Records for the exercise: Begin

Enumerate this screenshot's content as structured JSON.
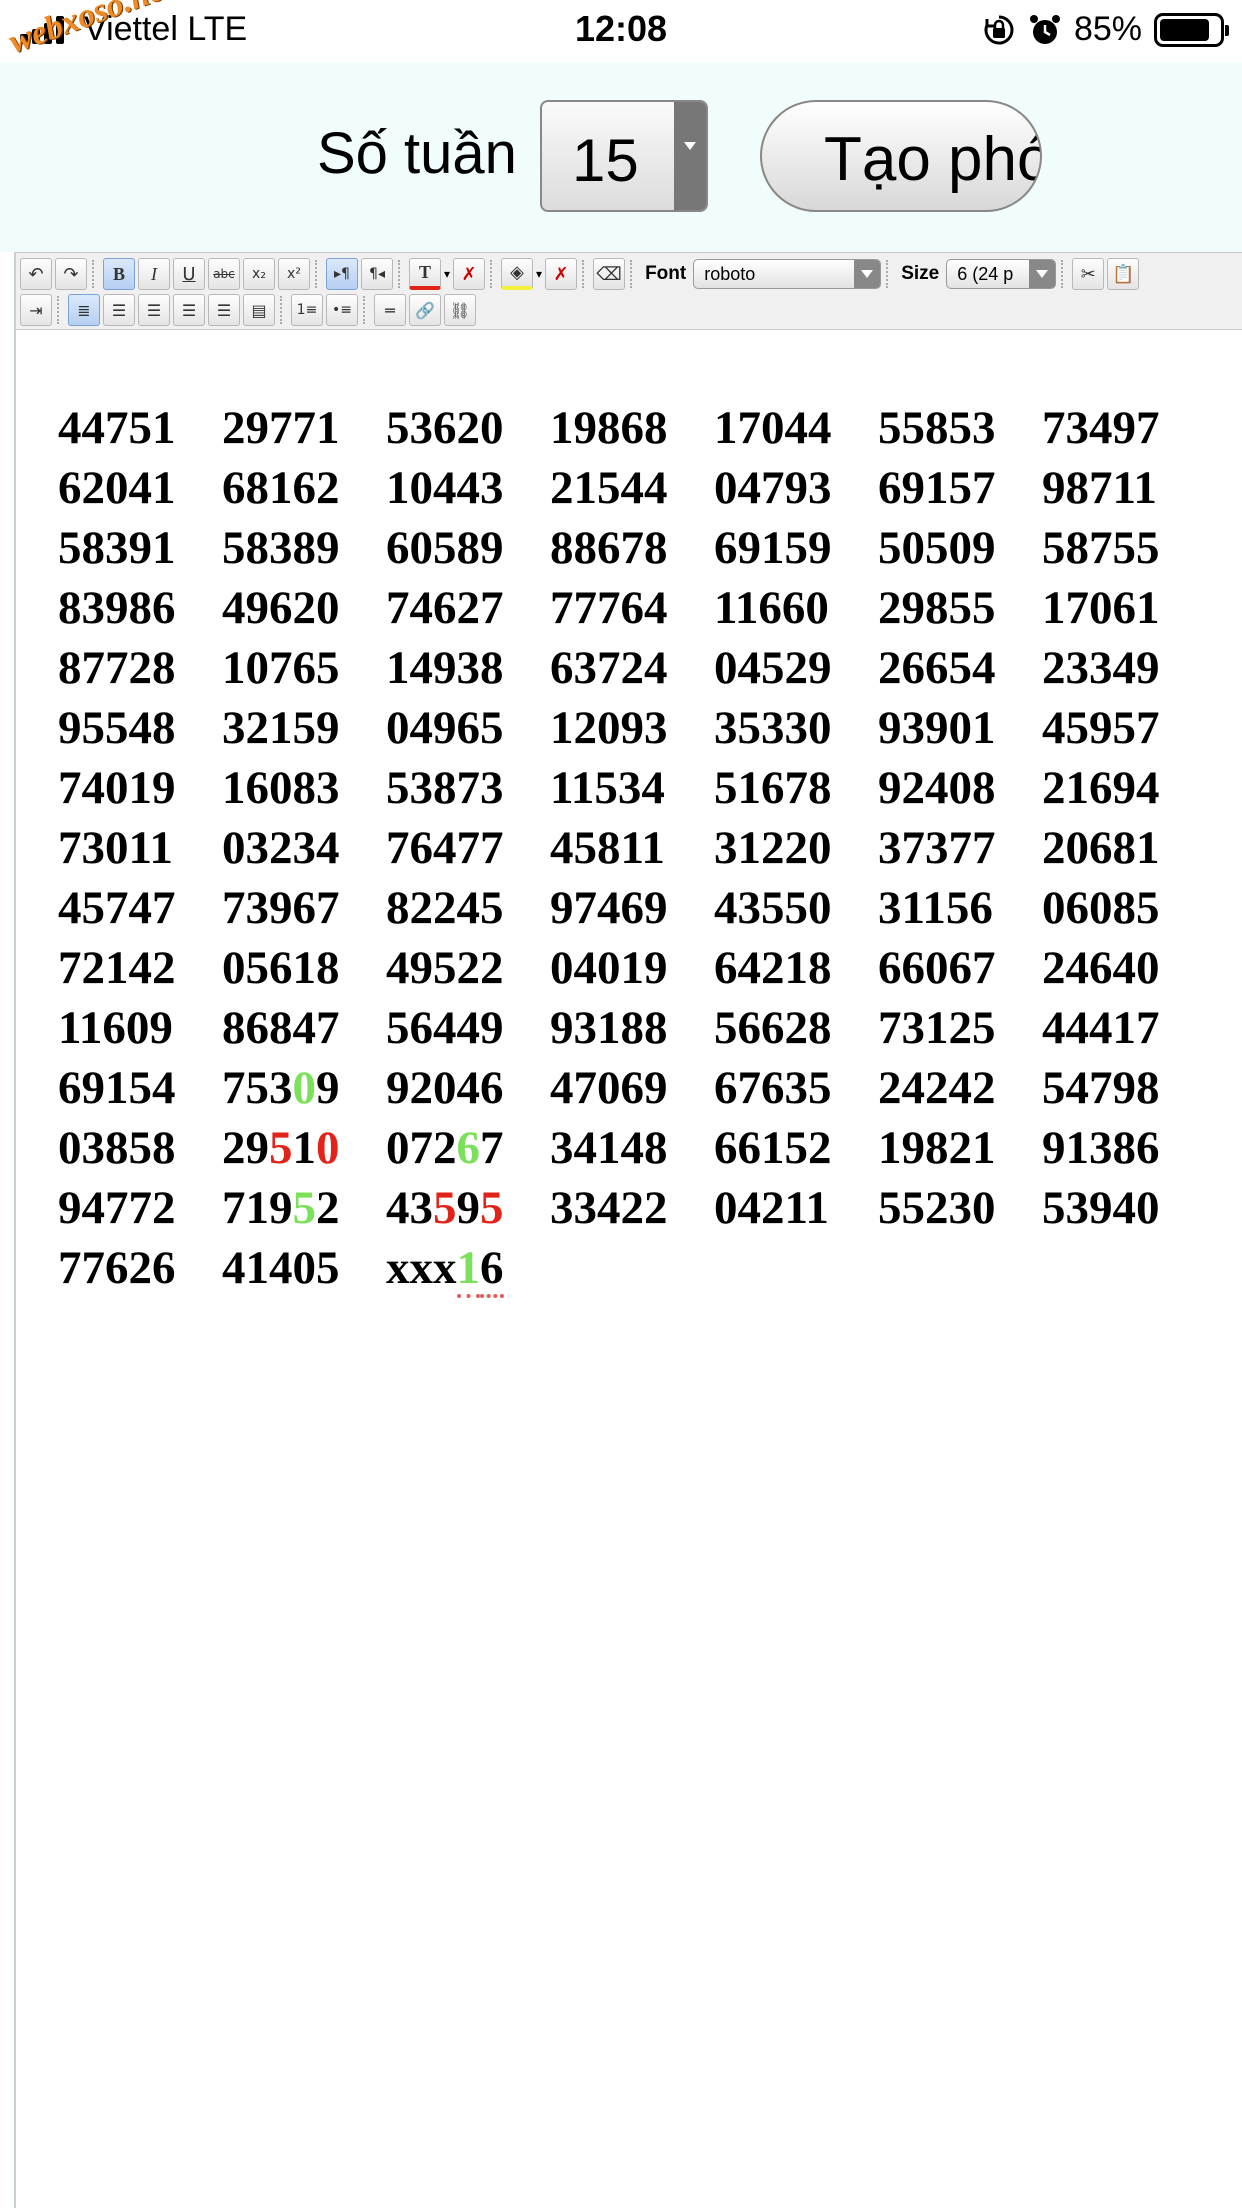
{
  "status_bar": {
    "carrier": "Viettel LTE",
    "time": "12:08",
    "battery": "85%",
    "battery_level": 0.85
  },
  "watermark": "webxoso.net",
  "controls": {
    "week_label": "Số tuần",
    "week_value": "15",
    "create_button": "Tạo phó"
  },
  "toolbar": {
    "font_label": "Font",
    "font_value": "roboto",
    "size_label": "Size",
    "size_value": "6 (24 p"
  },
  "icons": {
    "undo": "undo-icon",
    "redo": "redo-icon",
    "bold": "bold-icon",
    "italic": "italic-icon",
    "underline": "underline-icon",
    "strike": "strikethrough-icon",
    "sub": "subscript-icon",
    "sup": "superscript-icon",
    "ltr": "ltr-icon",
    "rtl": "rtl-icon",
    "text_color": "text-color-icon",
    "remove_color": "remove-color-icon",
    "bg_color": "background-color-icon",
    "remove_bg": "remove-background-icon",
    "eraser": "eraser-icon",
    "cut": "cut-icon",
    "paste": "paste-icon",
    "indent": "indent-icon",
    "align_left": "align-left-icon",
    "align_center": "align-center-icon",
    "align_right": "align-right-icon",
    "justify": "justify-icon",
    "ordered_list": "ordered-list-icon",
    "unordered_list": "unordered-list-icon",
    "hr": "horizontal-rule-icon",
    "link": "link-icon",
    "unlink": "unlink-icon"
  },
  "colors": {
    "red": "#e2231a",
    "green": "#7be05a",
    "panel_bg": "#f1fdfd"
  },
  "numbers": [
    [
      [
        {
          "t": "44751"
        }
      ],
      [
        {
          "t": "29771"
        }
      ],
      [
        {
          "t": "53620"
        }
      ],
      [
        {
          "t": "19868"
        }
      ],
      [
        {
          "t": "17044"
        }
      ],
      [
        {
          "t": "55853"
        }
      ],
      [
        {
          "t": "73497"
        }
      ]
    ],
    [
      [
        {
          "t": "62041"
        }
      ],
      [
        {
          "t": "68162"
        }
      ],
      [
        {
          "t": "10443"
        }
      ],
      [
        {
          "t": "21544"
        }
      ],
      [
        {
          "t": "04793"
        }
      ],
      [
        {
          "t": "69157"
        }
      ],
      [
        {
          "t": "98711"
        }
      ]
    ],
    [
      [
        {
          "t": "58391"
        }
      ],
      [
        {
          "t": "58389"
        }
      ],
      [
        {
          "t": "60589"
        }
      ],
      [
        {
          "t": "88678"
        }
      ],
      [
        {
          "t": "69159"
        }
      ],
      [
        {
          "t": "50509"
        }
      ],
      [
        {
          "t": "58755"
        }
      ]
    ],
    [
      [
        {
          "t": "83986"
        }
      ],
      [
        {
          "t": "49620"
        }
      ],
      [
        {
          "t": "74627"
        }
      ],
      [
        {
          "t": "77764"
        }
      ],
      [
        {
          "t": "11660"
        }
      ],
      [
        {
          "t": "29855"
        }
      ],
      [
        {
          "t": "17061"
        }
      ]
    ],
    [
      [
        {
          "t": "87728"
        }
      ],
      [
        {
          "t": "10765"
        }
      ],
      [
        {
          "t": "14938"
        }
      ],
      [
        {
          "t": "63724"
        }
      ],
      [
        {
          "t": "04529"
        }
      ],
      [
        {
          "t": "26654"
        }
      ],
      [
        {
          "t": "23349"
        }
      ]
    ],
    [
      [
        {
          "t": "95548"
        }
      ],
      [
        {
          "t": "32159"
        }
      ],
      [
        {
          "t": "04965"
        }
      ],
      [
        {
          "t": "12093"
        }
      ],
      [
        {
          "t": "35330"
        }
      ],
      [
        {
          "t": "93901"
        }
      ],
      [
        {
          "t": "45957"
        }
      ]
    ],
    [
      [
        {
          "t": "74019"
        }
      ],
      [
        {
          "t": "16083"
        }
      ],
      [
        {
          "t": "53873"
        }
      ],
      [
        {
          "t": "11534"
        }
      ],
      [
        {
          "t": "51678"
        }
      ],
      [
        {
          "t": "92408"
        }
      ],
      [
        {
          "t": "21694"
        }
      ]
    ],
    [
      [
        {
          "t": "73011"
        }
      ],
      [
        {
          "t": "03234"
        }
      ],
      [
        {
          "t": "76477"
        }
      ],
      [
        {
          "t": "45811"
        }
      ],
      [
        {
          "t": "31220"
        }
      ],
      [
        {
          "t": "37377"
        }
      ],
      [
        {
          "t": "20681"
        }
      ]
    ],
    [
      [
        {
          "t": "45747"
        }
      ],
      [
        {
          "t": "73967"
        }
      ],
      [
        {
          "t": "82245"
        }
      ],
      [
        {
          "t": "97469"
        }
      ],
      [
        {
          "t": "43550"
        }
      ],
      [
        {
          "t": "31156"
        }
      ],
      [
        {
          "t": "06085"
        }
      ]
    ],
    [
      [
        {
          "t": "72142"
        }
      ],
      [
        {
          "t": "05618"
        }
      ],
      [
        {
          "t": "49522"
        }
      ],
      [
        {
          "t": "04019"
        }
      ],
      [
        {
          "t": "64218"
        }
      ],
      [
        {
          "t": "66067"
        }
      ],
      [
        {
          "t": "24640"
        }
      ]
    ],
    [
      [
        {
          "t": "11609"
        }
      ],
      [
        {
          "t": "86847"
        }
      ],
      [
        {
          "t": "56449"
        }
      ],
      [
        {
          "t": "93188"
        }
      ],
      [
        {
          "t": "56628"
        }
      ],
      [
        {
          "t": "73125"
        }
      ],
      [
        {
          "t": "44417"
        }
      ]
    ],
    [
      [
        {
          "t": "69154"
        }
      ],
      [
        {
          "t": "753"
        },
        {
          "t": "0",
          "c": "green"
        },
        {
          "t": "9"
        }
      ],
      [
        {
          "t": "92046"
        }
      ],
      [
        {
          "t": "47069"
        }
      ],
      [
        {
          "t": "67635"
        }
      ],
      [
        {
          "t": "24242"
        }
      ],
      [
        {
          "t": "54798"
        }
      ]
    ],
    [
      [
        {
          "t": "03858"
        }
      ],
      [
        {
          "t": "29"
        },
        {
          "t": "5",
          "c": "red"
        },
        {
          "t": "1"
        },
        {
          "t": "0",
          "c": "red"
        }
      ],
      [
        {
          "t": "072"
        },
        {
          "t": "6",
          "c": "green"
        },
        {
          "t": "7"
        }
      ],
      [
        {
          "t": "34148"
        }
      ],
      [
        {
          "t": "66152"
        }
      ],
      [
        {
          "t": "19821"
        }
      ],
      [
        {
          "t": "91386"
        }
      ]
    ],
    [
      [
        {
          "t": "94772"
        }
      ],
      [
        {
          "t": "719"
        },
        {
          "t": "5",
          "c": "green"
        },
        {
          "t": "2"
        }
      ],
      [
        {
          "t": "43"
        },
        {
          "t": "5",
          "c": "red"
        },
        {
          "t": "9"
        },
        {
          "t": "5",
          "c": "red"
        }
      ],
      [
        {
          "t": "33422"
        }
      ],
      [
        {
          "t": "04211"
        }
      ],
      [
        {
          "t": "55230"
        }
      ],
      [
        {
          "t": "53940"
        }
      ]
    ],
    [
      [
        {
          "t": "77626"
        }
      ],
      [
        {
          "t": "41405"
        }
      ],
      [
        {
          "t": "xxx"
        },
        {
          "t": "1",
          "c": "green",
          "d": true
        },
        {
          "t": "6",
          "d": true
        }
      ]
    ]
  ]
}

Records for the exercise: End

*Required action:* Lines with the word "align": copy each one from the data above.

*Task output:*
    "align_left": "align-left-icon",
    "align_center": "align-center-icon",
    "align_right": "align-right-icon",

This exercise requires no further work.